Dean Kaplan, president of The Kaplan Group
When most people dream of being the boss or owning a business, part of the vision is setting their own schedule. In reality, the more responsibility you have, the less likely you are to take time off. Not taking time off can become dangerous for both you and the business you run or own.
According to research, entrepreneurs report being depressed at higher levels than other people. Chronic stress is to blame. Although we tend to think of “stress” as bad, temporary stress can be good for you. Temporary stress can force you to come up with a creative solution to a problem. Temporary stress can motivate you to try harder or do something different. A temporarily stressful situation may even be why you started your business.
Unfortunately, many people, especially entrepreneurs, move from stressful situation to stressful situation. Stress activates “fight or flight” systems in your body. When you feel stressed, your body reacts. You feel an increase in heart rate, blood pressure and breathing rate. If the stressful period lasts, you may have trouble sleeping, eating or concentrating due to your body’s reactions.
If you go from a stressful situation to stressful situation, your body never has a chance to recover. Your body begins to react to non-stressful situations and stressful situations in the same way. Chronic stress may cause headaches, heart problems, high blood pressure, frequent colds, weight gain or weight loss. From there, issues with friends, family and relationships may suffer. The result can lead to risky behavior such as gambling or drug and alcohol addiction. All of which put your mental health and business at risk.
As someone who works in collections, I’ve become very familiar with stress. Many of my clients are stressed because someone owes them money. Most of the people I talk to are stressed because they owe money. I’ve seen how stressed-out business owners can turn a small problem into a huge deal because of their own stress level. Unfortunately, when I first started, I also let some of that stress become contagious. I had to learn how to handle it.
The solution to chronic stress is as obvious as it is difficult, relax.
Relaxing is easier said than done when you own or run a business. Owning a business means you’ve poured your heart and soul, and possibly all of your family’s financial resources, into the business. The pressure and stress, to succeed are intense. If your business is large enough to employ others, you add their well-being to your stress load. I believe that stress is contagious, meaning the more stressed you are, the more stressed your employees and family are and all of that comes back to increase your stress.
I have found that the only way to get mental space from my business is to physically remove myself from my office. Being in a new environment, preferably a natural one, gives me the area that I need to break the stress cycle, recharge and handle new stressors.

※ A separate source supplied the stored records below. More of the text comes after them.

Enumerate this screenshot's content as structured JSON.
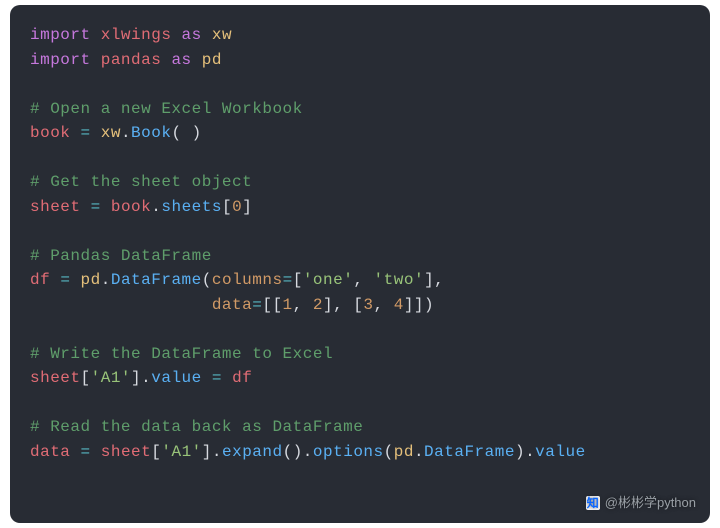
{
  "code": {
    "l1": {
      "kw1": "import",
      "mod": "xlwings",
      "kw2": "as",
      "alias": "xw"
    },
    "l2": {
      "kw1": "import",
      "mod": "pandas",
      "kw2": "as",
      "alias": "pd"
    },
    "l4": {
      "comment": "# Open a new Excel Workbook"
    },
    "l5": {
      "lhs": "book",
      "eq": "=",
      "obj": "xw",
      "dot": ".",
      "call": "Book",
      "paren": "(",
      "space": " ",
      "close": ")"
    },
    "l7": {
      "comment": "# Get the sheet object"
    },
    "l8": {
      "lhs": "sheet",
      "eq": "=",
      "obj": "book",
      "dot": ".",
      "attr": "sheets",
      "lbr": "[",
      "idx": "0",
      "rbr": "]"
    },
    "l10": {
      "comment": "# Pandas DataFrame"
    },
    "l11": {
      "lhs": "df",
      "eq": "=",
      "obj": "pd",
      "dot": ".",
      "call": "DataFrame",
      "open": "(",
      "kw": "columns",
      "eq2": "=",
      "lbr": "[",
      "s1": "'one'",
      "comma": ",",
      "s2": "'two'",
      "rbr": "]",
      "comma2": ","
    },
    "l12": {
      "indent": "                  ",
      "kw": "data",
      "eq": "=",
      "open": "[[",
      "n1": "1",
      "c1": ",",
      "n2": "2",
      "mid": "], [",
      "n3": "3",
      "c2": ",",
      "n4": "4",
      "close": "]])"
    },
    "l14": {
      "comment": "# Write the DataFrame to Excel"
    },
    "l15": {
      "obj": "sheet",
      "lbr": "[",
      "s": "'A1'",
      "rbr": "]",
      "dot": ".",
      "attr": "value",
      "eq": "=",
      "rhs": "df"
    },
    "l17": {
      "comment": "# Read the data back as DataFrame"
    },
    "l18": {
      "lhs": "data",
      "eq": "=",
      "obj": "sheet",
      "lbr": "[",
      "s": "'A1'",
      "rbr": "]",
      "dot": ".",
      "m1": "expand",
      "p1": "().",
      "m2": "options",
      "p2": "(",
      "obj2": "pd",
      "dot2": ".",
      "cls": "DataFrame",
      "p3": ").",
      "attr": "value"
    }
  },
  "watermark": {
    "logo": "知",
    "text": "@彬彬学python"
  }
}
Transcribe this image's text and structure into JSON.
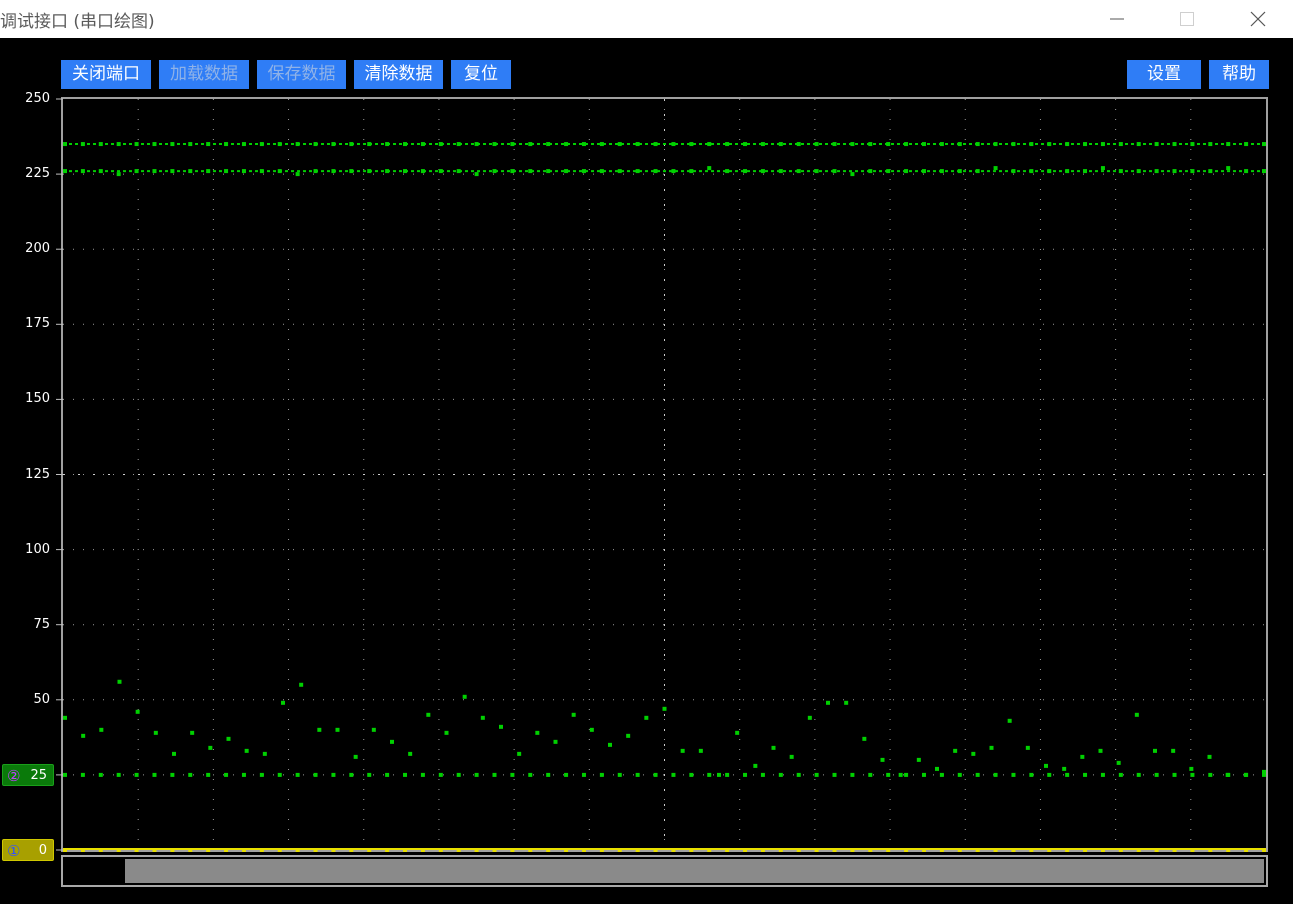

If you have a spouse or family, a vacation is even more important. Chronic stress can isolate you from your loved ones. A vacation helps you re-establish your connection. A strong personal relationship can help you deal with stress later on.
When business owners don’t take vacations, or even weekends off, it’s usually because they don’t think they can. However, with some advanced planning, almost anyone can take some time off.
Here are some tips for taking a vacation, even when you’re the boss.
- Start small. Even taking a day or weekend off can be a game changer if you currently aren’t taking any time. This may be necessary if you have a brick and mortar business and do not have employees. Closing on whatever day you do the least amount of business will not destroy the store.
- If you have individual clients with whom you work, tell them about your vacation ahead of time.
- Don’t over plan, overspend or plan something too big. Remember the goal here is to reduce stress, not cause a different kind of pressure.
- Don’t schedule a new website, a redesign, a mailing or anything else big to go “live” right before you leave, while you’re gone or directly after you come back.
- Automate whatever you can (social media, backups, etc.) to give you more time.
- There’s no “right” way to vacation. I like to hike and snowboard, maybe you like movies and room service. Do what you love to do.
- That said, nature and meditationhave proven to help with stress.
Stress is a real business problem and can destroy the business you’ve worked hard to create. Taking a vacation, even a short one, will help you decompress, reconnect with loved ones and run a better business.
Dean Kaplan is president of The Kaplan Group, a commercial collection agency specializing in large claims and international transactions. He has 35 years of manufacturing, international business leadership and customer service experience. Today, he provides business planning, training and consultation to a variety of global companies. You can read more advice from Dean on his blog at https://www.kaplancollectionagency.com/blog/.